((

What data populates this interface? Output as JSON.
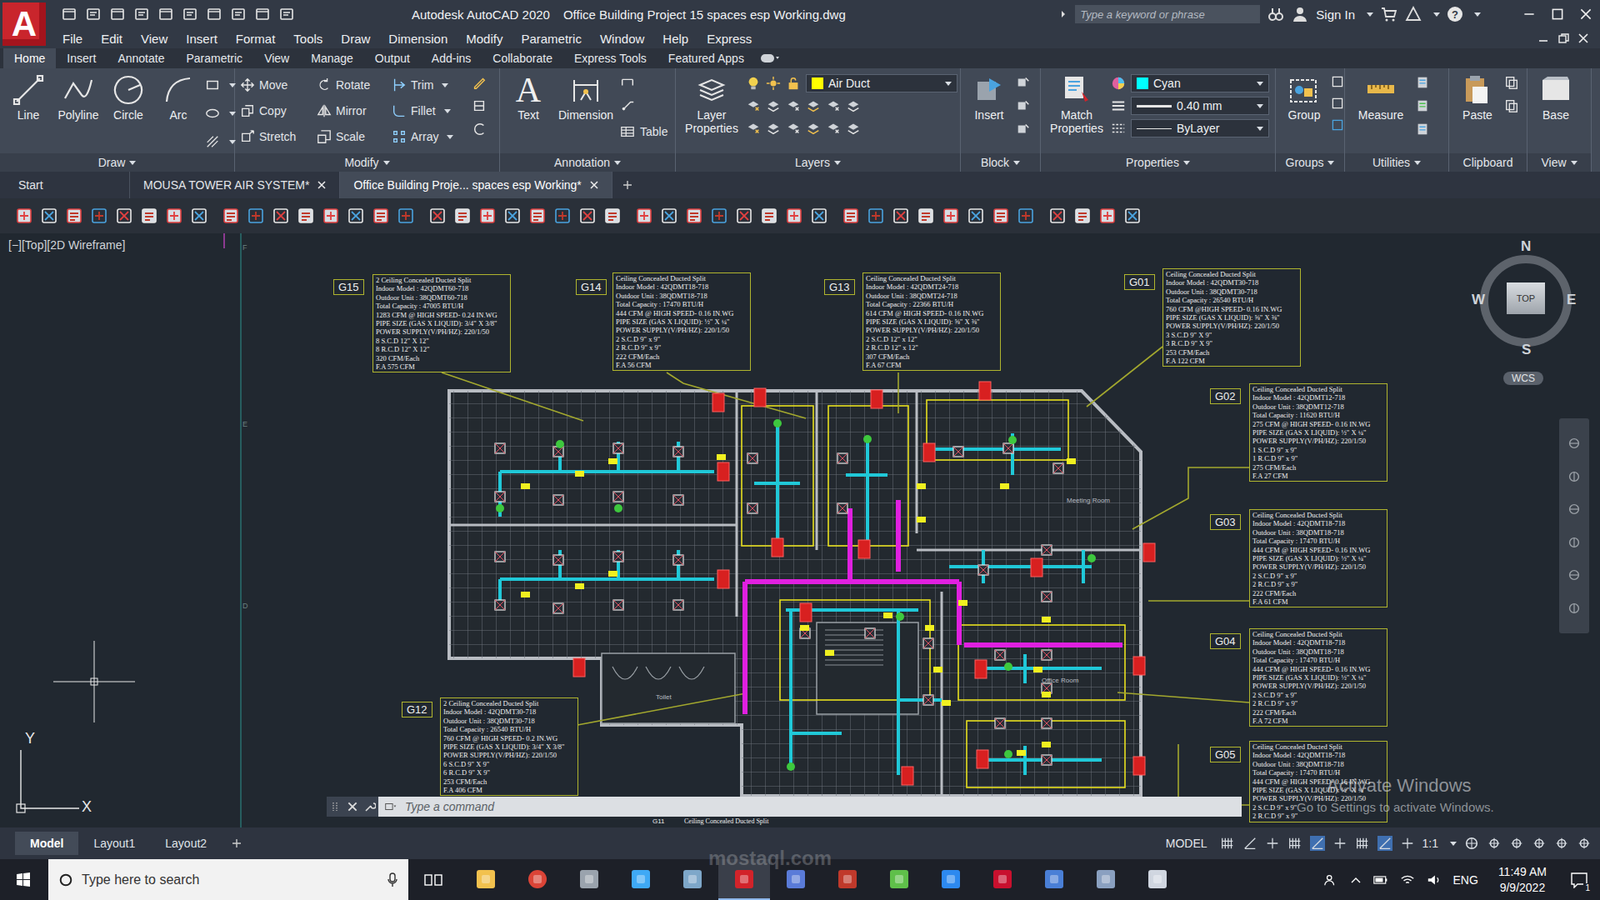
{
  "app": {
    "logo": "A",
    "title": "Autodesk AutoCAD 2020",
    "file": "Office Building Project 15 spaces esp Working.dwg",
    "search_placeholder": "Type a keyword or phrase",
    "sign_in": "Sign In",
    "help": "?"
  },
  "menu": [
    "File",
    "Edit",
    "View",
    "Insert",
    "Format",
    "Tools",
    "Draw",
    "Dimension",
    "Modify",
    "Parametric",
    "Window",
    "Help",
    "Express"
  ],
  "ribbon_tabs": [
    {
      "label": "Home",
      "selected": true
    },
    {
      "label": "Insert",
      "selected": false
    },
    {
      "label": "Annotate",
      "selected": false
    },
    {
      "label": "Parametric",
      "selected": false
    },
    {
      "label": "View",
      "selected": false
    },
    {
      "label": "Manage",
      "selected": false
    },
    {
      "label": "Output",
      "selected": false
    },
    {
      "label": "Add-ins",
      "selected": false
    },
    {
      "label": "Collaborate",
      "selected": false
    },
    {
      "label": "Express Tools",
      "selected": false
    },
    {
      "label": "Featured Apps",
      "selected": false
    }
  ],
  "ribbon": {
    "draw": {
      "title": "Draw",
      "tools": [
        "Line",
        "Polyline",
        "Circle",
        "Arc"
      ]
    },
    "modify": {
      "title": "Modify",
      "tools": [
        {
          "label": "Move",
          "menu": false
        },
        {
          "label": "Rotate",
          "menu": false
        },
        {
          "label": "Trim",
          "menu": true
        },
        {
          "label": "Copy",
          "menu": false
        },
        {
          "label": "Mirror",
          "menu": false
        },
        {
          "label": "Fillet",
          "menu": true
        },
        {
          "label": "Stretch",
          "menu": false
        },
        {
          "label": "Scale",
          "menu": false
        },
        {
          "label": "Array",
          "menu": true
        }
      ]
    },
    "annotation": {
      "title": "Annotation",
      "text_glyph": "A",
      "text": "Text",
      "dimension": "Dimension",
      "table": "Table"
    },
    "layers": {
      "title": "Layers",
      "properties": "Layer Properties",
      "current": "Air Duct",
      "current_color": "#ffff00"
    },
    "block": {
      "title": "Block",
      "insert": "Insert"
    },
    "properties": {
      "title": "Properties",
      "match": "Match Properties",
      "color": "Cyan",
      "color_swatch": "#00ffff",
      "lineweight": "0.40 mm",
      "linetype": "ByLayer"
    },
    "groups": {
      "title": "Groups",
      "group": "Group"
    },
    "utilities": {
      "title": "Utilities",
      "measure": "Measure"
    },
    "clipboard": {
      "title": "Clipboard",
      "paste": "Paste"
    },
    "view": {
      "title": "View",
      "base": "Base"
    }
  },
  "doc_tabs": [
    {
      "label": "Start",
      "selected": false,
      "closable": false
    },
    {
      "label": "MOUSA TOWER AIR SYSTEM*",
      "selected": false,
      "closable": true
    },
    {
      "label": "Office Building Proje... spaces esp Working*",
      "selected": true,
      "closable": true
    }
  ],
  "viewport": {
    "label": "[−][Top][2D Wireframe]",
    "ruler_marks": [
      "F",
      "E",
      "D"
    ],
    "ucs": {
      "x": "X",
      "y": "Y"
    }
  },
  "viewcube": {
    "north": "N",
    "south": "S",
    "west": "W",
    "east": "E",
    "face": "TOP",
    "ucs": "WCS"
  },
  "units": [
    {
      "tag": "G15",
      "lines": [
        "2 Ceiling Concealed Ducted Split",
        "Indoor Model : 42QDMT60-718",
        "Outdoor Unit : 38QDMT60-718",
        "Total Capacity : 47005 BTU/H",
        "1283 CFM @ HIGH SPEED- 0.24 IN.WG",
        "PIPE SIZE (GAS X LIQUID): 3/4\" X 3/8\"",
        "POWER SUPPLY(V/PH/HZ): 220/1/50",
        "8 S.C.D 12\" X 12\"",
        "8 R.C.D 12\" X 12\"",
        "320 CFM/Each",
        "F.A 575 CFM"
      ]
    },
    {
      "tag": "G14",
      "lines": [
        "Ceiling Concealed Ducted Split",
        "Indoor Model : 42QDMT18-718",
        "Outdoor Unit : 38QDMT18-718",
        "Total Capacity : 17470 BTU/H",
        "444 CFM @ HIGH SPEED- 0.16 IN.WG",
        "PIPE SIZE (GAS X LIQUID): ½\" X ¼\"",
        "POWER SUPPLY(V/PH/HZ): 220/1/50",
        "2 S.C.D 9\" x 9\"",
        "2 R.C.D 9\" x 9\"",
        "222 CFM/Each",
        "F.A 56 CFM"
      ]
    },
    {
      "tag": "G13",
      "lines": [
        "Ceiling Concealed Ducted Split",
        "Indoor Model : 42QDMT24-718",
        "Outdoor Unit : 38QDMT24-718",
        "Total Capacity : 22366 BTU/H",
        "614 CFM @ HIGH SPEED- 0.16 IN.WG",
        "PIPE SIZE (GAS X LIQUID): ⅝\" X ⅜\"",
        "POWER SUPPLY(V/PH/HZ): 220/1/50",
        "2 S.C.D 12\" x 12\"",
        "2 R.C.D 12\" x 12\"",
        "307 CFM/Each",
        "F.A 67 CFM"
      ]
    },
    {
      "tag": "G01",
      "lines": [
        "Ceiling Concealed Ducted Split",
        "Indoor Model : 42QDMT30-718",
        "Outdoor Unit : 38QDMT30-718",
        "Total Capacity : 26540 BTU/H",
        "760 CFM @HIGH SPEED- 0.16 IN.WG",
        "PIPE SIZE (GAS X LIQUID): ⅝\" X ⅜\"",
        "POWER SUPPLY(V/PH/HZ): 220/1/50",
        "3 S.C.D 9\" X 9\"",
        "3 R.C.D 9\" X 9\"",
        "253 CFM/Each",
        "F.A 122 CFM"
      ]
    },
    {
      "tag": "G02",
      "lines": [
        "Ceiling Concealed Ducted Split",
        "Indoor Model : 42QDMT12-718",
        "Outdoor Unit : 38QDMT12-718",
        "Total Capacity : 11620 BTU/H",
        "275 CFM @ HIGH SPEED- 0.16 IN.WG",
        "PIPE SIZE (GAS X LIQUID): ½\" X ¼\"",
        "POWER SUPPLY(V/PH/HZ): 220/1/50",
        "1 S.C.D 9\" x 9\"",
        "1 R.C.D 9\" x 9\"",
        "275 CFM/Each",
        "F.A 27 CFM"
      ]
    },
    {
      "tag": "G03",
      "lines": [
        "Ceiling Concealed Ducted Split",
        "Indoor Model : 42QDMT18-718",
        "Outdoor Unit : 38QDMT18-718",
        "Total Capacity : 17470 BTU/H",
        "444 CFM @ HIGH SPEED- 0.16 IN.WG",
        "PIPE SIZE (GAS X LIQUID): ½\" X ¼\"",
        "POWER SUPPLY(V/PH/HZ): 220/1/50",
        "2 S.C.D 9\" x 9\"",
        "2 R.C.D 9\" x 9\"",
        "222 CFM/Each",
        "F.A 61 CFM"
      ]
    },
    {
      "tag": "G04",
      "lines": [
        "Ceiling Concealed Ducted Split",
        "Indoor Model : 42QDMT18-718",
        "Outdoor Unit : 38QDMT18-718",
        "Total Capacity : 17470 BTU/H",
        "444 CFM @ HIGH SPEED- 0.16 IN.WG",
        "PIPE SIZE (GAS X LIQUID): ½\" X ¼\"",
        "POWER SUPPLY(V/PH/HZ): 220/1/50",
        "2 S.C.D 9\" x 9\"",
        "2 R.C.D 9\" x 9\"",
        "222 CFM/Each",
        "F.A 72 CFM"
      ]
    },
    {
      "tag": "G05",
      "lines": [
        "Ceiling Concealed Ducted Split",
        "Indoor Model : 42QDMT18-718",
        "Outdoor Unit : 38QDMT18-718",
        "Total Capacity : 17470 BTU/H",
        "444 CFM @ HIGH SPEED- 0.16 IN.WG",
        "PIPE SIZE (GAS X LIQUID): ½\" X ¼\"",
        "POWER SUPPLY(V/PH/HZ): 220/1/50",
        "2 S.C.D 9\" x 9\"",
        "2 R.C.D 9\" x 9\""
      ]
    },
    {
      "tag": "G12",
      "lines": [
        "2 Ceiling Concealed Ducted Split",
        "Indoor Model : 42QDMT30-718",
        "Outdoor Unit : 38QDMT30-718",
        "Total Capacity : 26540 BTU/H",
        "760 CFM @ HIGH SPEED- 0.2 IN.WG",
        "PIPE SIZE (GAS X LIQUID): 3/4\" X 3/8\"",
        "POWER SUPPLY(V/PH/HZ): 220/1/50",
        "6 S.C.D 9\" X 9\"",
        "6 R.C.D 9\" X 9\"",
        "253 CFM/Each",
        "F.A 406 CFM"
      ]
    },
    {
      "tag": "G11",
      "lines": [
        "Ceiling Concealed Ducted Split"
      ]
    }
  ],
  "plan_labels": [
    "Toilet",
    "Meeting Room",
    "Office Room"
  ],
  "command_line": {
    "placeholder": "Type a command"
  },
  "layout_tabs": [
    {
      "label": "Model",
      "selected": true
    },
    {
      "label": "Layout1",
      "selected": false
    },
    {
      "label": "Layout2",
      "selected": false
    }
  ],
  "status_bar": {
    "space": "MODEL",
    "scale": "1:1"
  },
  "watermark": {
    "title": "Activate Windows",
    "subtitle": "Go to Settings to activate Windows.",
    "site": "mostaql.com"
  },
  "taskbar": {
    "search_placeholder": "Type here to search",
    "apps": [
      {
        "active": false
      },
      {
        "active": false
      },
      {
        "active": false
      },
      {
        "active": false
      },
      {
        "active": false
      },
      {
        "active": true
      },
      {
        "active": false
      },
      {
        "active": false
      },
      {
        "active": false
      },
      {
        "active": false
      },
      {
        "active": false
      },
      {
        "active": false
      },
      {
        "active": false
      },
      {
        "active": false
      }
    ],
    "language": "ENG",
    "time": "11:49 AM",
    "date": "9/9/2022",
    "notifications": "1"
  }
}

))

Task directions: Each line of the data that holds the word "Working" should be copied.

Exercise answer:
    "file": "Office Building Project 15 spaces esp Working.dwg",
      "label": "Office Building Proje... spaces esp Working*",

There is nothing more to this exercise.